This form of organization and management provides the project with institutional legitimacy, technical-scientific solidity, and sustainability. By working closely together with government institutions, the results and evidence generated by CUIDA Chagas may be incorporated in public policies, thereby guaranteeing the right to adequate health care for people and communities affected by Chagas disease in Latin America.

The CUIDA Chagas consortium was created in order to change the scenario of neglect that surrounds Chagas disease. The consortium is made up of governmental and non-governmental institutions that are widely recognized in the area of public health.

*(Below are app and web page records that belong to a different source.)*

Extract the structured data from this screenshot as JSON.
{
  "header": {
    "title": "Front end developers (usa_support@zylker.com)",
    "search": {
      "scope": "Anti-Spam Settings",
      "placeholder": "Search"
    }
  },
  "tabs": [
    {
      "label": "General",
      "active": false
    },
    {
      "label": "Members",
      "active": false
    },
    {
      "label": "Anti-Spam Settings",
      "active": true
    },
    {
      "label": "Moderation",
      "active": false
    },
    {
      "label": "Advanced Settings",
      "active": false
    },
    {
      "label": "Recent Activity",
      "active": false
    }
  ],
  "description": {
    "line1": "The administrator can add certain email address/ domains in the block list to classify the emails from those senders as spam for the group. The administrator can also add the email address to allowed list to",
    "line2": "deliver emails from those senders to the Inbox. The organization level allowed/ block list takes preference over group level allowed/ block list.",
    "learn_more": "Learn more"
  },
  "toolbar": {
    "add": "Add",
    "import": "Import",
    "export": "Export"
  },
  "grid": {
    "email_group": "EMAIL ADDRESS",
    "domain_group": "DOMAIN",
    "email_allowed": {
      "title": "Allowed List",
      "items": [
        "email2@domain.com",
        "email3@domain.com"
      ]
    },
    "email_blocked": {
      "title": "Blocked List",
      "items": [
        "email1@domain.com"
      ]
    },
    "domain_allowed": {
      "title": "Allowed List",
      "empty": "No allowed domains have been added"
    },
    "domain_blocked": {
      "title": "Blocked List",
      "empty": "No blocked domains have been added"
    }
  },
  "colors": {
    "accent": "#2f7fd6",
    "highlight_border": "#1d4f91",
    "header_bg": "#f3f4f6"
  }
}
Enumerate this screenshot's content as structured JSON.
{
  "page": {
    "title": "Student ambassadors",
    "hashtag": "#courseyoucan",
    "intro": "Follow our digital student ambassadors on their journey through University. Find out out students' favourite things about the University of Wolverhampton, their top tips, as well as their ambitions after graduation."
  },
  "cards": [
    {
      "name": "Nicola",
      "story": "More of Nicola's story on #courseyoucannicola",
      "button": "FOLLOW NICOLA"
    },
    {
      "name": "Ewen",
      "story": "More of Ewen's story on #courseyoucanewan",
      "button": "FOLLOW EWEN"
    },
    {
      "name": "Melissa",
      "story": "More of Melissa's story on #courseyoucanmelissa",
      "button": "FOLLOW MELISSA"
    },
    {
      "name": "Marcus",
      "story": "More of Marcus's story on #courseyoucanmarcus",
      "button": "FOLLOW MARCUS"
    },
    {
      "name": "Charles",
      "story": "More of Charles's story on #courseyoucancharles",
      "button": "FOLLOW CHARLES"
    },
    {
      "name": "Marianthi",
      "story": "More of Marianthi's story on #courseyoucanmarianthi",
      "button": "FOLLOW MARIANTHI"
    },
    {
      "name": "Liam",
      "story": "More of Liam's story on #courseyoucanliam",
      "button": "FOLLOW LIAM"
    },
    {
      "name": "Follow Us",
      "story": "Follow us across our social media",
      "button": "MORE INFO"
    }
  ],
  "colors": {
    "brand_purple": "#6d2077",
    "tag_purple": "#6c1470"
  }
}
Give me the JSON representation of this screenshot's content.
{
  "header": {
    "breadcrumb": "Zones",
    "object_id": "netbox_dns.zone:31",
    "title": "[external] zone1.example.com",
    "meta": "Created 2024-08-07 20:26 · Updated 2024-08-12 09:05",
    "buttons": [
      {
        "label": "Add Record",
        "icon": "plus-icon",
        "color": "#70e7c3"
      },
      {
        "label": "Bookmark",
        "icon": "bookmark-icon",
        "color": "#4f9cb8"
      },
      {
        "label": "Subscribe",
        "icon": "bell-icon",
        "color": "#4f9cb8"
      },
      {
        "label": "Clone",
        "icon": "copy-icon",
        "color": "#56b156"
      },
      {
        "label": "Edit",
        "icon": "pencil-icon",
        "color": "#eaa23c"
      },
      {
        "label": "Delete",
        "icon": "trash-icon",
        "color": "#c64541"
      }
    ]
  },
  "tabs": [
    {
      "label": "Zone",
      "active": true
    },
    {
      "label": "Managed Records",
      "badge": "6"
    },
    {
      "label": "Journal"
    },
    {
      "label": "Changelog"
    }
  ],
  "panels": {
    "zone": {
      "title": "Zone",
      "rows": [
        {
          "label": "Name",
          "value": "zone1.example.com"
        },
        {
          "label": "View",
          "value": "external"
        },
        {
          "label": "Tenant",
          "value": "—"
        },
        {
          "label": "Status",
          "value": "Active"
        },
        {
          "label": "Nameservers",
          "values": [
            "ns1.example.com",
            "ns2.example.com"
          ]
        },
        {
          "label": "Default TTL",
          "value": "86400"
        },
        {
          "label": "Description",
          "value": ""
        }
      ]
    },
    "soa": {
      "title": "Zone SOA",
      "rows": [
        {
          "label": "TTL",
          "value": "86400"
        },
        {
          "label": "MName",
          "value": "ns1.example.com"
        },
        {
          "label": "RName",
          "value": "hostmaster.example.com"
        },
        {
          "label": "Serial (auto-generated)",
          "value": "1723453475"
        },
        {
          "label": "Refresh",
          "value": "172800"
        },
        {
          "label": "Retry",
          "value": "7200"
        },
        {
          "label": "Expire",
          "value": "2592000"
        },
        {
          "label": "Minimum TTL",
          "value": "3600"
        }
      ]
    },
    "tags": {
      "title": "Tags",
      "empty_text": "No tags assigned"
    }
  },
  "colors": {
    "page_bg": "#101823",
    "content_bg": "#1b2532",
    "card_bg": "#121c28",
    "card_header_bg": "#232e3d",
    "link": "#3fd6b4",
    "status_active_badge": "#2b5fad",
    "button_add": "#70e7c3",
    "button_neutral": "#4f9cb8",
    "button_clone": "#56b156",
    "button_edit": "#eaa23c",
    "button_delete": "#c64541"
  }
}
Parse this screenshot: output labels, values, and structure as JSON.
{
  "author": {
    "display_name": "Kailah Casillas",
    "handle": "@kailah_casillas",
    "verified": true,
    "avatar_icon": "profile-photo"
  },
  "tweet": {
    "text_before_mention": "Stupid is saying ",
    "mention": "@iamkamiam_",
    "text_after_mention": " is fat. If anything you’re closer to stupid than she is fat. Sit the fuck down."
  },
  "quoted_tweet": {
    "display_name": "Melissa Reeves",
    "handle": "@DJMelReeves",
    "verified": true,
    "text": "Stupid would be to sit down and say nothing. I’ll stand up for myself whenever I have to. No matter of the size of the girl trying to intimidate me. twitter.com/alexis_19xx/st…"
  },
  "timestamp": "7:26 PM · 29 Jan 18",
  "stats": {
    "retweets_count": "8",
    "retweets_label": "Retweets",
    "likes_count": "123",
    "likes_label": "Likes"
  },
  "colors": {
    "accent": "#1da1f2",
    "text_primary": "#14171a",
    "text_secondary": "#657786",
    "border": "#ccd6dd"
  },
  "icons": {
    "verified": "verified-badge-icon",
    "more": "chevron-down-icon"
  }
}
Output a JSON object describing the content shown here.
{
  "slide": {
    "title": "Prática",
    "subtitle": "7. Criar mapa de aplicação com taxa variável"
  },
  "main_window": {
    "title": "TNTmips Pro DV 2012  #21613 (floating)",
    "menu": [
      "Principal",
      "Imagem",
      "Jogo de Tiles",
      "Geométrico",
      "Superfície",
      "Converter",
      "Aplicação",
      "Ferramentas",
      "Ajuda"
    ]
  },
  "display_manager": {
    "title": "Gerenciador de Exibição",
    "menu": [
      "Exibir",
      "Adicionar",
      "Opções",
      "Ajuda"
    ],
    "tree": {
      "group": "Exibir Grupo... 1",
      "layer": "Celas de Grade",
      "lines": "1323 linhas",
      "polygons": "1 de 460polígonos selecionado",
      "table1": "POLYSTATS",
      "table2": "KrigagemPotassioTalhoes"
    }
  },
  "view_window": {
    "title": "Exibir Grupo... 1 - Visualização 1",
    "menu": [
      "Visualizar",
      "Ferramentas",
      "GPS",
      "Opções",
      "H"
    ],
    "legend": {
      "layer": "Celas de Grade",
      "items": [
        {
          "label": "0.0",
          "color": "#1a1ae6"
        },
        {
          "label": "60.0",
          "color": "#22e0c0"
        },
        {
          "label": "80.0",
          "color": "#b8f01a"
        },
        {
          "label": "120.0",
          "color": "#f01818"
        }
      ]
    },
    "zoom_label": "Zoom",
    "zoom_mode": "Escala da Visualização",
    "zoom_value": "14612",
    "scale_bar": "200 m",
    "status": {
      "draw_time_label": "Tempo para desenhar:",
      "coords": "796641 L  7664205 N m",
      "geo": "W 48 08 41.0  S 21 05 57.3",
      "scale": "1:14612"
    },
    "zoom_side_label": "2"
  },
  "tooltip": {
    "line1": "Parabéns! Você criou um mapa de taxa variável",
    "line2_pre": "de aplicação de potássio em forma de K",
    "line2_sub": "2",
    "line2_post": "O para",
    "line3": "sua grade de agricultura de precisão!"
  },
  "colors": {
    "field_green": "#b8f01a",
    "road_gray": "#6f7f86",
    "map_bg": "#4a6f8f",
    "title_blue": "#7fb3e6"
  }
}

Based on strategic alliances and a consolidated governance structure, each consortium member contributes with specific actions in the different territories where the project is implemented and provides technical and scientific input.

This form of organization and management provides the project with institutional legitimacy, technical-scientific solidity, and sustainability. By working closely together with government institutions, the results and evidence generated by CUIDA Chagas may be incorporated in public policies, thereby guaranteeing the right to adequate health care for people and communities affected by Chagas disease in Latin America.

Teams

CORE
BOLIVIA
BRAZIL
COLOMBIA
PARAGUAY
FIND

Core Team

Fundação Oswaldo Cruz (Fiocruz)
Avenida Brasil 4036, sala 102 – Manguinhos – Rio de Janeiro, RJ, Brasil.
CEP: 21.040-361
info@cuidachagas.org

Andrea Silvestre

Grant Principal Investigator

Debbie Vermeij

Project Director

Leila Spelta

Project Manager

Camila Garroux

Monitoring & Evaluation Manager

Henny
Heredia

Data Manager

Javier Abi-Saab

Communication & Community Engagement Manager

Israel Molina

Clinical Trials Principal Investigator

Franciana Maria Rosa da Silva

Validation Study Coordinator

Larissa de Paula

Project Assistant

Eloan
Pinheiro

Technical Specialist Treatment

Tiago Nery

Political Advisor

Carla Renata Trevia

Human Subject Research Officer

Fiotec Team

Luiz Abiel Martins

Project Analyst Senior

Raquel Silva

Project Analyst Junior

Camilla Portugal

Financial Analyst

Marianna Magalhães

Laywer